So far the project has cost £6000 and more money is needed to purchase the cases in which it will be displayed. Cards, jigsaws, T shirts, embroidery kits are all on sale to raise funds. Hopefully by the 950th anniversary in September the tapestry will be in it’s permanent home in the Old Station Club Heritage Centre at Stamford Bridge.

guild 2Thirdly a display of many of the panels was set up in the Gin Race room for us to examine.

It was so interesting to see the work up close and have some of the quirky features pointed out – a soldier calls for help on his mobile phone, and another is wearing glasses. A dog is depicted in every panel, looking dejected with an arrow in his paw on the penultimate panel and with it bandaged in the last.

Each panel has a strip at the top with script explaining the action and at the bottom another strip showing scenes of everyday life. Panel 11 is of particular interest showing a loom, spinning wheel and woman holding a distaff. (Just a thought, were spinning wheels in use at that time in England? I can’t find a definitive answer to that). Each embroiderer has their own symbol along with their name in runes, embroidered in the lower strip of each panel they’ve worked on. What a project to have been involved with and how proud all involved must be! It’s such a wonderful piece.

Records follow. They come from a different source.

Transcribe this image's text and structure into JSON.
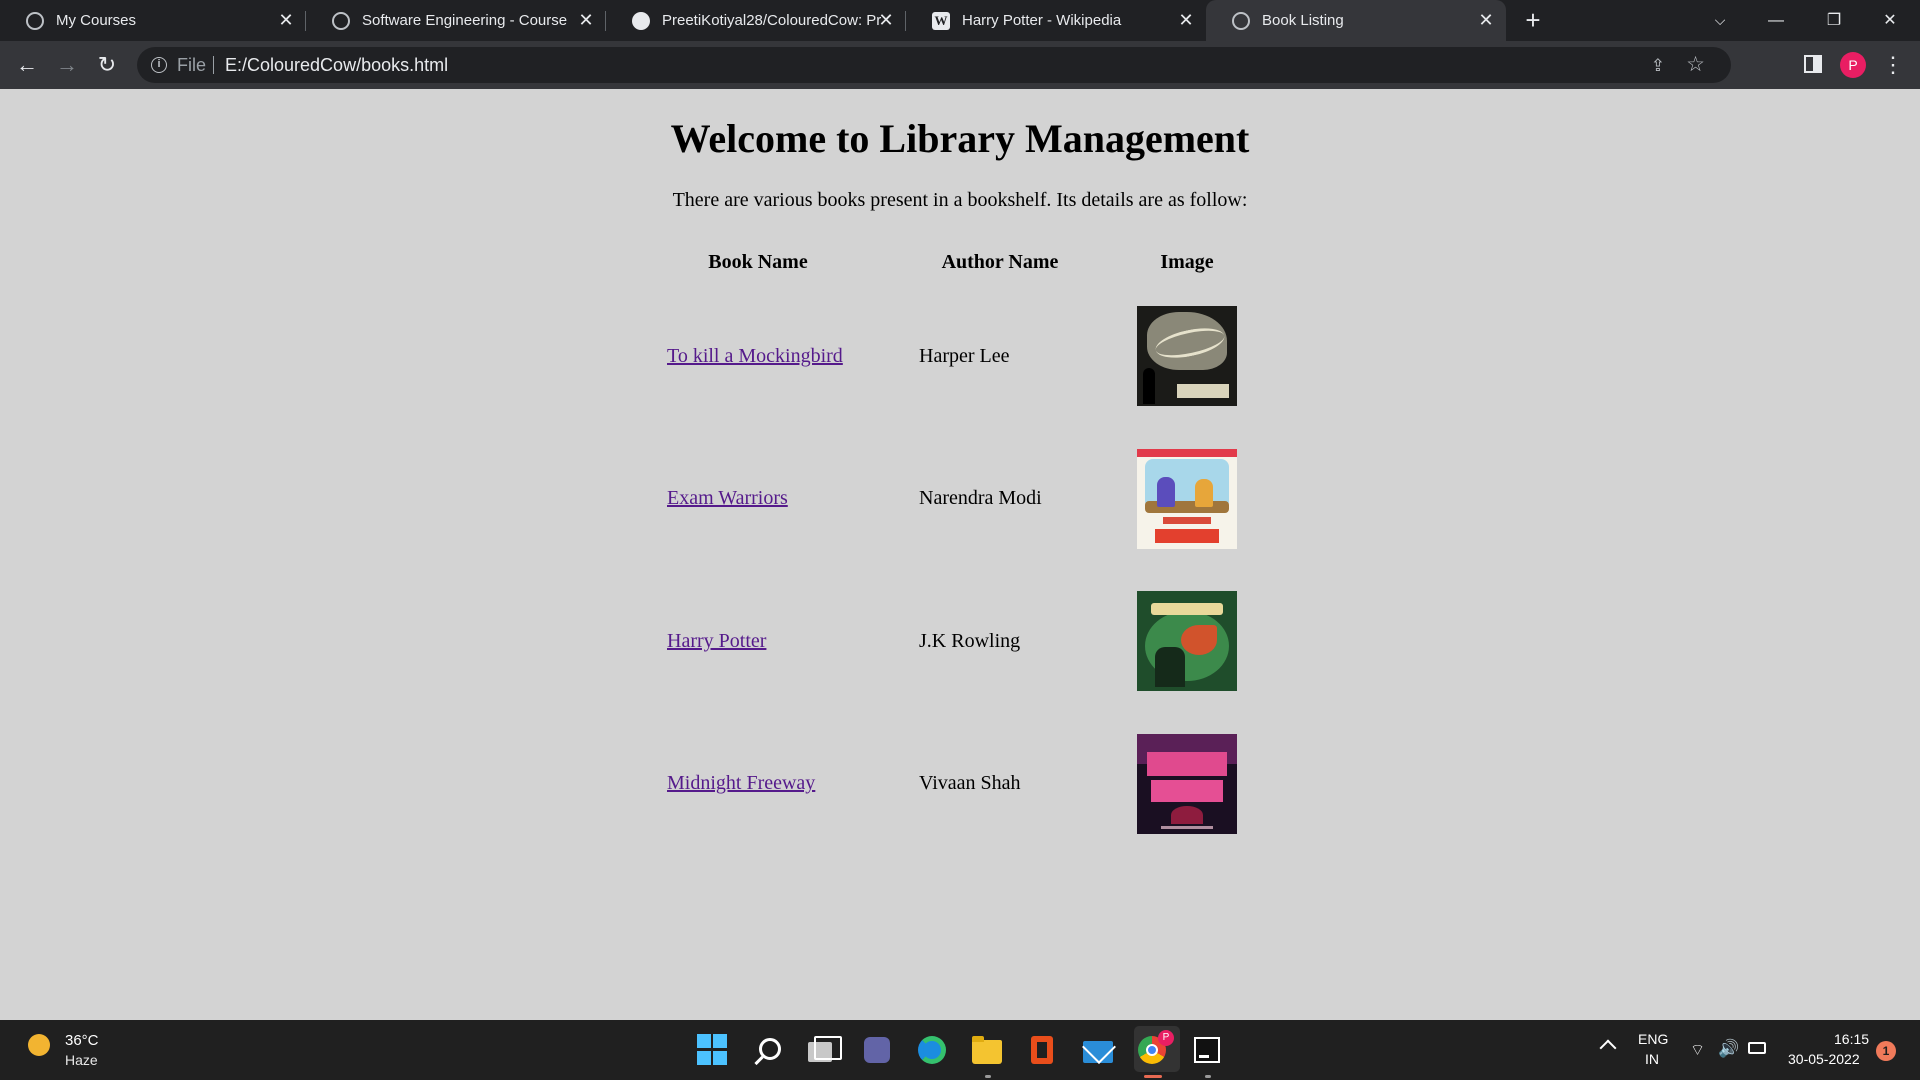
{
  "browser": {
    "tabs": [
      {
        "title": "My Courses",
        "icon": "globe-icon"
      },
      {
        "title": "Software Engineering - Course",
        "icon": "globe-icon"
      },
      {
        "title": "PreetiKotiyal28/ColouredCow: Pr",
        "icon": "github-icon"
      },
      {
        "title": "Harry Potter - Wikipedia",
        "icon": "wikipedia-icon"
      },
      {
        "title": "Book Listing",
        "icon": "globe-icon",
        "active": true
      }
    ],
    "address": {
      "scheme_label": "File",
      "url": "E:/ColouredCow/books.html"
    },
    "profile_initial": "P"
  },
  "page": {
    "heading": "Welcome to Library Management",
    "intro": "There are various books present in a bookshelf. Its details are as follow:",
    "table": {
      "headers": [
        "Book Name",
        "Author Name",
        "Image"
      ],
      "rows": [
        {
          "book": "To kill a Mockingbird",
          "author": "Harper Lee"
        },
        {
          "book": "Exam Warriors",
          "author": "Narendra Modi"
        },
        {
          "book": "Harry Potter",
          "author": "J.K Rowling"
        },
        {
          "book": "Midnight Freeway",
          "author": "Vivaan Shah"
        }
      ]
    },
    "colors": {
      "link": "#551a8b",
      "background": "#d3d3d3"
    }
  },
  "taskbar": {
    "weather": {
      "temp": "36°C",
      "condition": "Haze"
    },
    "language": {
      "line1": "ENG",
      "line2": "IN"
    },
    "clock": {
      "time": "16:15",
      "date": "30-05-2022"
    },
    "notification_count": "1",
    "chrome_badge": "P"
  }
}
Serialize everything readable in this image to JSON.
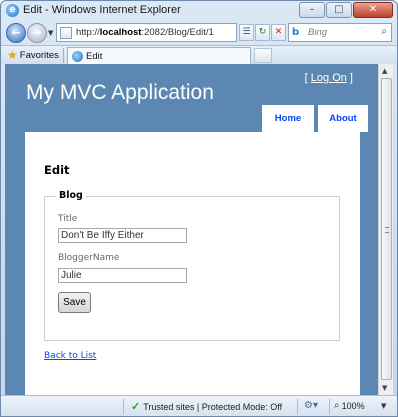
{
  "window": {
    "title": "Edit - Windows Internet Explorer",
    "controls": {
      "minimize": "–",
      "maximize": "□",
      "close": "✕"
    }
  },
  "navigation": {
    "url_prefix": "http://",
    "url_host": "localhost",
    "url_rest": ":2082/Blog/Edit/1",
    "search_placeholder": "Bing",
    "icons": {
      "back": "←",
      "forward": "→",
      "refresh": "↻",
      "stop": "✕",
      "search_go": "⌕",
      "compat": "☰"
    }
  },
  "favorites_bar": {
    "favorites_label": "Favorites",
    "tab_title": "Edit"
  },
  "site": {
    "login_prefix": "[ ",
    "login_link": "Log On",
    "login_suffix": " ]",
    "app_title": "My MVC Application",
    "menu": [
      {
        "label": "Home"
      },
      {
        "label": "About"
      }
    ]
  },
  "page": {
    "heading": "Edit",
    "legend": "Blog",
    "fields": {
      "title": {
        "label": "Title",
        "value": "Don't Be Iffy Either"
      },
      "blogger": {
        "label": "BloggerName",
        "value": "Julie"
      }
    },
    "save_label": "Save",
    "back_link": "Back to List"
  },
  "status": {
    "zone": "Trusted sites | Protected Mode: Off",
    "zoom": "100%"
  },
  "colors": {
    "header_bg": "#5c87b2",
    "menu_text": "#034af3",
    "link": "#034af3"
  }
}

The website, http://www.stamfordbridgetapestry.org.uk/ has more information and pictures of each panel.